US producer David Kappes (Dune, Anne Frank) is said to be heading a group of American producers, called Trilateral Entertainment, interested in purchasing the Czech Republic's Barrandov Studios, according to local sources.

Current Barrandov owner Moravia Steel, which is selling the studio complex on the outskirts of Prague to focus on its core metallurgy business, has said that four bidders are still in the running for the studios.

Prague-based film production company Stillking Films and leading Czech television station TV Nova are also known to be interested in Barrandov.

A sale seemed close at the end of last year when Canadian consortium the Kodiak Group was expected to take ownership. The deal faltered, however, at the $35m (1.4 bn Kc) price tag for Moravia Steel's 80 percent stake in the studio.

Kappes was in Prague last year filming the ABC miniseries Anne Frank, following another Prague-based production, last year's mini-series Dune, which he also produced.

Meanwhile, upstart Prague Studios, which recently wrapped the $55 million shoot of New Line's Blade 2, has shut its doors for the remainder of the summer to undergo extensive renovation, while its owners look for additional financing for improvements.

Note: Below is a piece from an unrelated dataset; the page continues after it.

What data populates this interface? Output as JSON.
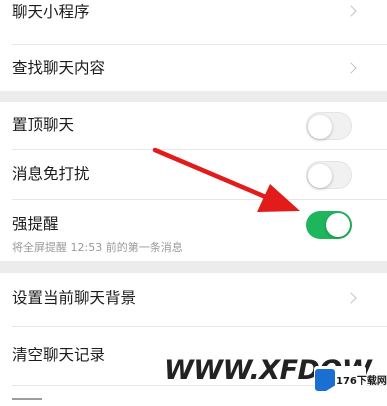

At the same time, state-owned production studio, Boyana Film has been cleared for sale by the Bulgarian government. With various conditions to the sale, including guaranteeing its status as national production entity for a decade, the Balkan studio has attracted interest from a number of potential investors, including Kodak PMI, the cinema division of U.S. Eastman Kodak.

Investments in Boyana, Barrandov and Prague Studios would give impetus to new growth in Central and Eastern Europe's production capacity. Hollywood studios have been attracted to the region, and Prague in particular, in recent years. But many warn that unless the local industry invests heavily in infrastructure, the window of opportunity will soon close.

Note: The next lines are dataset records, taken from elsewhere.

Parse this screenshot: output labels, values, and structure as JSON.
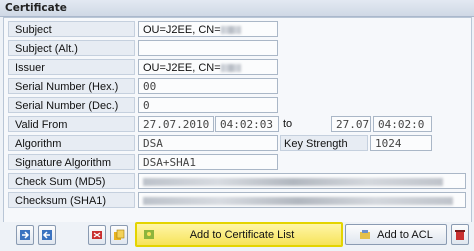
{
  "title": "Certificate",
  "rows": {
    "subject": {
      "label": "Subject",
      "value": "OU=J2EE, CN="
    },
    "subject_alt": {
      "label": "Subject (Alt.)",
      "value": ""
    },
    "issuer": {
      "label": "Issuer",
      "value": "OU=J2EE, CN="
    },
    "serial_hex": {
      "label": "Serial Number (Hex.)",
      "value": "00"
    },
    "serial_dec": {
      "label": "Serial Number (Dec.)",
      "value": "0"
    },
    "valid_from": {
      "label": "Valid From",
      "date_from": "27.07.2010",
      "time_from": "04:02:03",
      "to_label": "to",
      "date_to": "27.07",
      "time_to": "04:02:0"
    },
    "algorithm": {
      "label": "Algorithm",
      "value": "DSA",
      "key_strength_label": "Key Strength",
      "key_strength": "1024"
    },
    "signature_algorithm": {
      "label": "Signature Algorithm",
      "value": "DSA+SHA1"
    },
    "check_sum": {
      "label": "Check Sum (MD5)",
      "value": ""
    },
    "checksum_sha1": {
      "label": "Checksum (SHA1)",
      "value": ""
    }
  },
  "buttons": {
    "add_to_certificate_list": "Add to Certificate List",
    "add_to_acl": "Add to ACL"
  }
}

Meanwhile, Bulgarian Technologies has been chosen as the preferred buyer of local cinema exhibition company, Sofia Film, by the Bulgarian government's privatisation agency.

Bulgarian Technologies has offered $2.1m (4.7m levs) in cash for a 75% stake of Sofia Film, with a commitment to invest $2.7m (6.0m levs) in the company over the next five years.

Conditions of the sale included maintaining Sofia Film's line of business for 10 years as well as guaranteeing that a minimum 15% of films shown in Sofia cinemas will be either European or Bulgarian productions.